If you want to get a generator, do yourself and your neighbors a favor and get one of the quieter models specifically made for RV use. Both Yamaha and Honda make excellent products which have good reputations for reliability and quietness. If you borrow a “construction” generator from work on your weekend camping trip you will save some money but you won’t be popular when you fire it up—and the noise might detract from the peacefulness of your boondocking site, so what’s the point? Similarly, there are cheaper “knock off” brand generators on the market, but their quality is not up to the standards of the major brands.

Solar’s big advantage is in recharging batteries, so if extending your time at camp is your primary goal, they are the preferred option. Rather than pumping out large amounts of power in short time periods like a generator, solar provides a steady all-day charge will have a much better chance of getting your batteries up to 100%. It’s like the turtle and the hare. With batteries, slow and steady wins the race.

If you have both a generator and solar panels, use the generator when the batteries are heavily discharged (for an hour or so in the morning, for example) to get the bulk charge done quickly, and then let solar finish the job over the course of the day.

If you only have solar, keep in mind that during the morning and mid-day, moderately or heavily discharged batteries will probably accept every amp the panels can generate. Then the charging rate naturally slows down. If the sun is still shining at that point you have surplus power, and so that’s the time of day to plug in all of your rechargeable accessories like phones, cameras, laptops, etc. This strategy takes maximum advantage of the power being generated.

Sometimes people go with generators over solar because they are afraid they won’t have power on a cloudy day. Certainly clouds will drastically reduce the amount of power generated, but you’ll still get some. The solution is to add batteries so that the Airstream has enough power to bridge a cloudy day (or two) without a problem.

If you are considering adding solar panels, keep in mind that the solar panels should be sized to approximately match the capacity of the batteries in the Airstream. If the panels produce a lot more power in a typical day than the batteries can store, you’ll have wasted money on expensive panels. If the panels are too small, they might not produce enough power to keep the batteries charged, which can lead to short battery life if the trailer is not plugged in regularly (such as during long-term storage).
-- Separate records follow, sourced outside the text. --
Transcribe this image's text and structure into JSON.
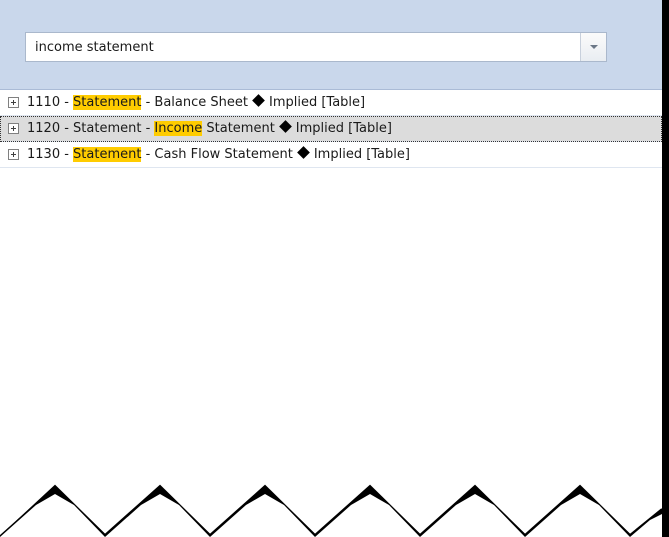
{
  "search": {
    "value": "income statement"
  },
  "colors": {
    "panel": "#c9d7eb",
    "highlight": "#ffcc00",
    "selected_row": "#dcdcdc"
  },
  "icons": {
    "expander": "plus-box-icon",
    "dropdown": "chevron-down-icon",
    "separator": "diamond-icon"
  },
  "tree": {
    "rows": [
      {
        "prefix": "1110 - ",
        "hl1": "Statement",
        "mid": " - Balance Sheet",
        "hl2": "",
        "after": "",
        "suffix": "Implied [Table]"
      },
      {
        "prefix": "1120 - Statement - ",
        "hl1": "",
        "mid": "",
        "hl2": "Income",
        "after": " Statement",
        "suffix": "Implied [Table]"
      },
      {
        "prefix": "1130 - ",
        "hl1": "Statement",
        "mid": " - Cash Flow Statement",
        "hl2": "",
        "after": "",
        "suffix": "Implied [Table]"
      }
    ]
  }
}
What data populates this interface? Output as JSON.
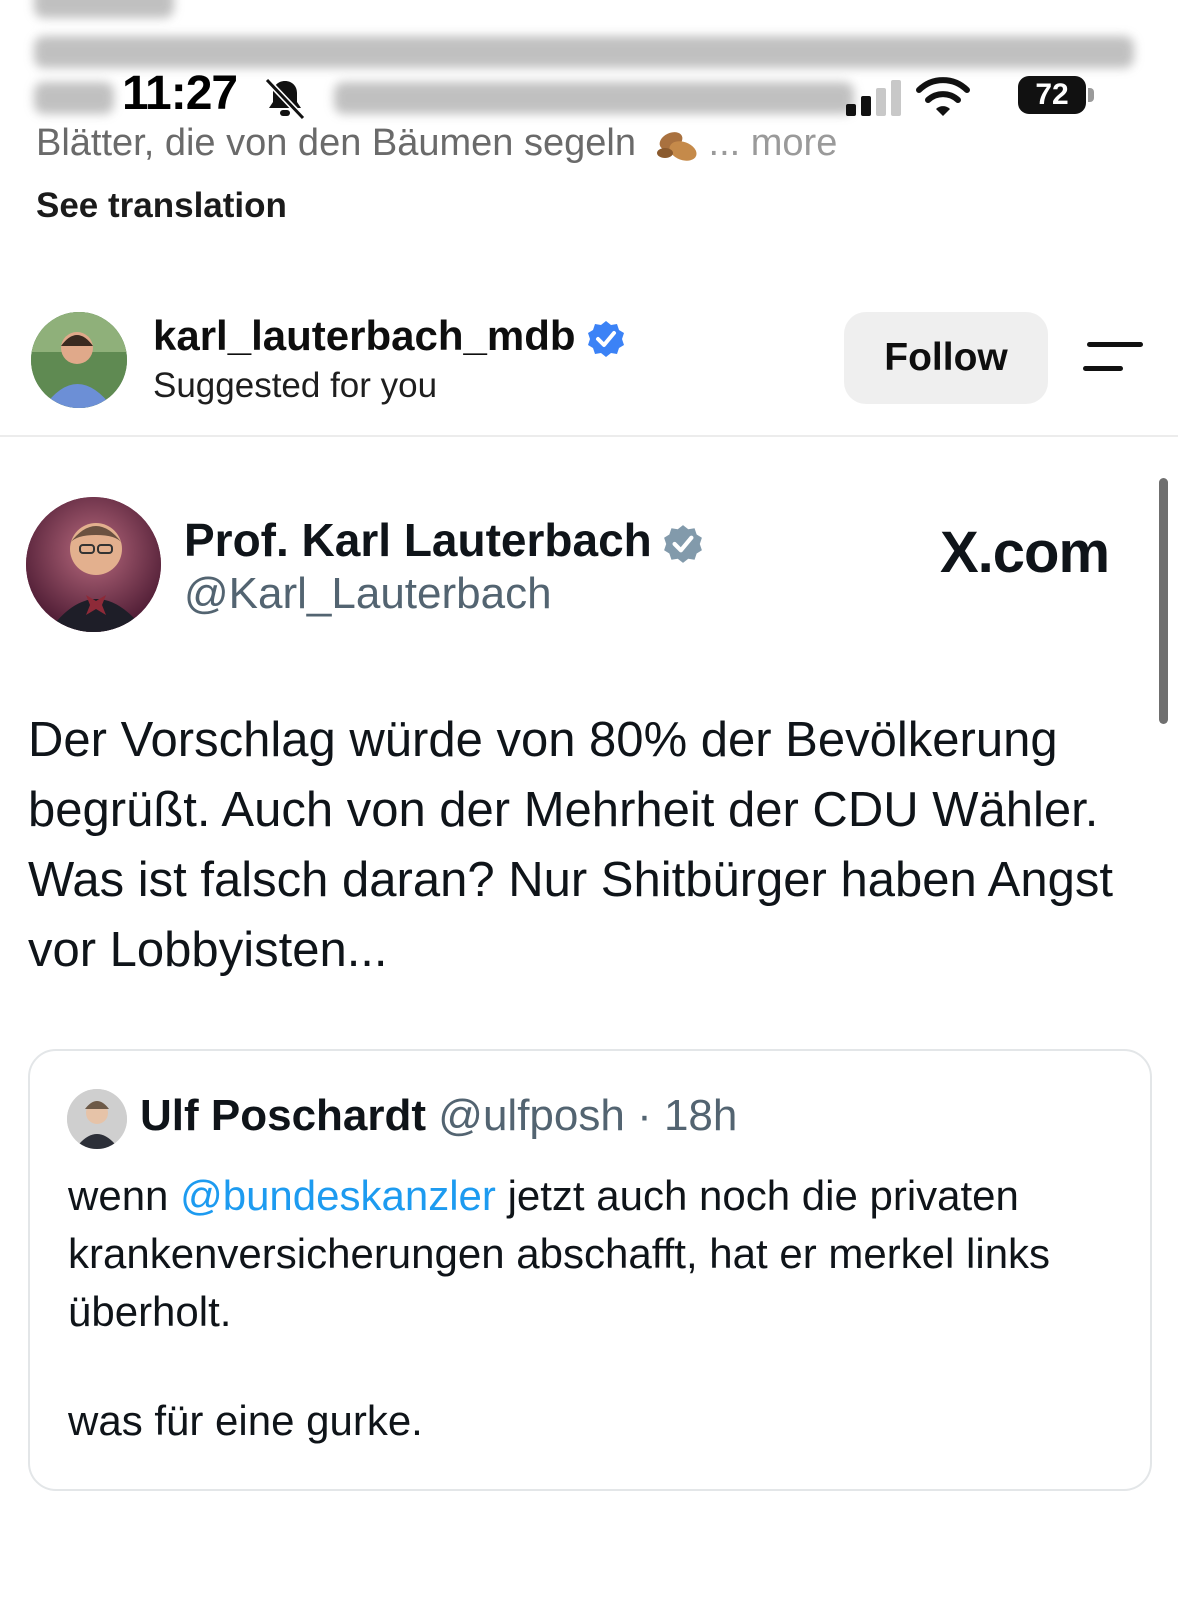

It’s hard to do an apples-to-apples comparison of generators and solar panels, because as you can see, they perform very differently. It’s even hard to pin down a cost for comparison, because the output of each option can vary widely. Quiet RV generators from Honda and Yamaha range from 1,000 watt units suitable for battery re-charging and small appliances, up to big 3,000 watt units to run the air conditioner. Solar panel systems (including battery banks) can run from 50 watts up (typically 200-400 watts will fit on the roof, plus more possible using portable panels), and the costs of an installed system are likewise varied. Keep in mind that comparing wattages is not useful since the solar panel runs whenever the sun shines, and the generator usually only runs for short times.

You’ll need to decide which option you prefer, and then talk to a solar installer, or shop generator prices. RV solar specialists are in many parts of the country (some are even mobile and will come to you) and they can help determine the optimal size of your battery bank and provide solar panels to match.

Either way, upgrading your Airstream to give you more boondocking time is a great advantage. It will open up new travel options for you and eliminate worries about running out of power when on a long trip or during storage.

For more, pick up your copy of Rich Luhr’s books, “The Newbies Guide To Airstreaming” and “Airstream Life’s (Nearly) Complete Guide To Airstream Maintenance” at the Airstream Life store.